Most people know that air pollution causes lung problems, but exposure to smog has also been linked to many other diseases, such as heart attacks, strokes, dementia, kidney disease and diabetes, as well as having harmful effects in pregnancy. Air pollution is linked to premature deaths, most of which are due to cardiovascular disease. Fine particles can damage the cardiovascular system in many ways, causing inflammation, promoting blood clotting, narrowing the arteries, putting the heart under stress. Research shows that the smallest nanoparticles (about the size of those found in diesel engine exhaust fumes) can be inhaled and then pass from the lungs into the bloodstream. After that they can travel throughout the body, and accumulate in different organs. If this happens in the blood vessels and heart, it can encourage the development of disease and even cause acute events and premature death.

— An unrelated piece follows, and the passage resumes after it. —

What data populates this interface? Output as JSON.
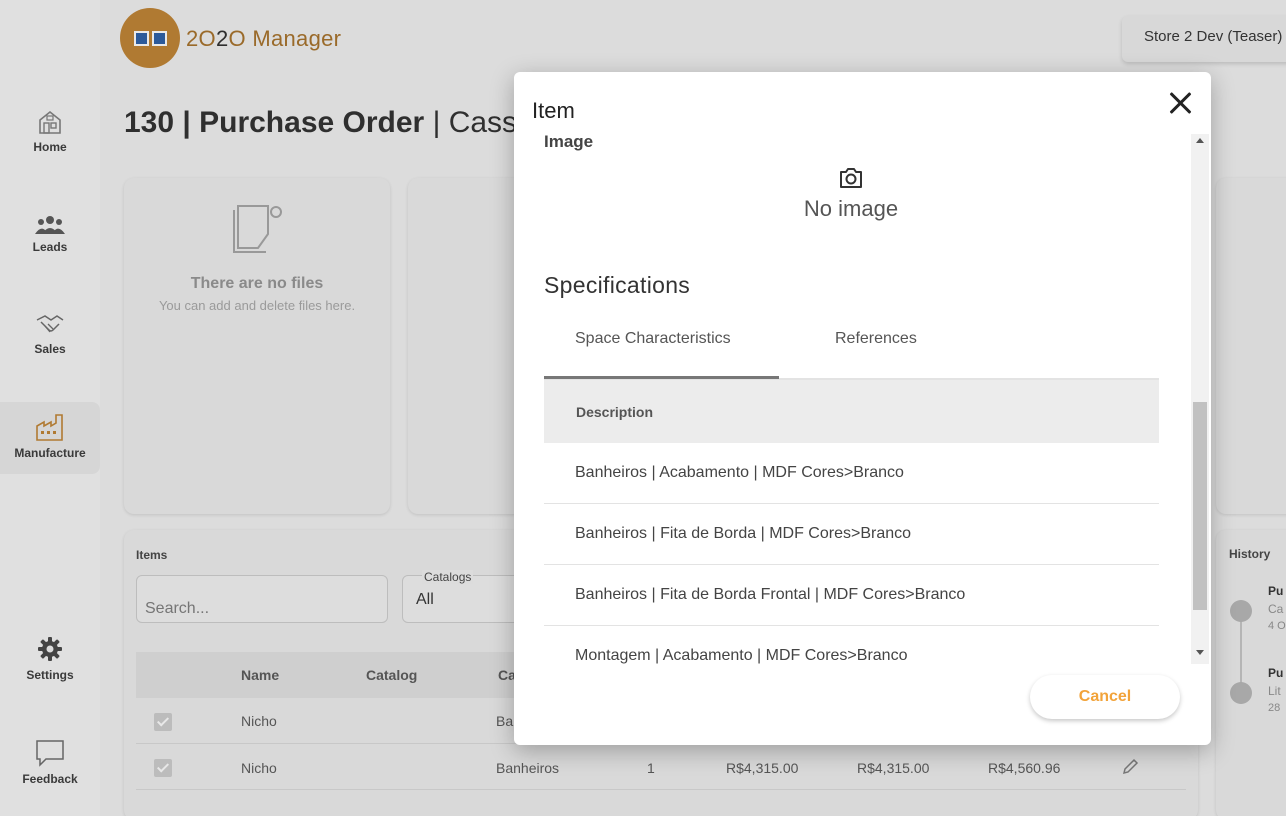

Cardiovascular disease and heart attacks are the most common cause of premature death due to air contamination and are responsible for approximately 80 percent of cases. Following on from these are lung diseases and cancer. In addition to causing premature deaths, air pollution increases the incidence of a wide range of diseases (e.g. respiratory and cardiovascular diseases and cancer) with short- and long-term health effects, even at levels below those indicated by the WHO guidelines. As has been said before, there is no safe limit when considering air pollution.
One of the most harmful compounds to health is sulfur dioxide. A colorless gas with a bad and pungent odor, which reacts extremely easily with other substances and forms even more dangerous compounds, including sulfuric acid, sulfurous acid and sulfates. Virtually all the sulfur dioxide in the atmosphere comes from human activities: the main source of emissions is industrial activity, in particular, that in which sulfur-based materials are handled, as occurs in coal and oil-fired power plants.
Nitrogen dioxide is another substance that together with nitric acid and nitrous acid is part of the nitrogen oxide group and which derives mainly from combustion processes: cars, trucks, buses, heavy industries. Being denser than air, it tends to stay on the ground and is found in particularly significant concentrations near very congested roads or gas stoves in closed environments.
Then there is ozone, which if in the lower part of the stratosphere has a protective effect as it retains and absorbs part of the solar energy (in particular low-wavelength radiations, the most dangerous for health).
Ground level ozone, on the other hand, is harmful, and is produced by chemical reactions catalyzed by sunlight.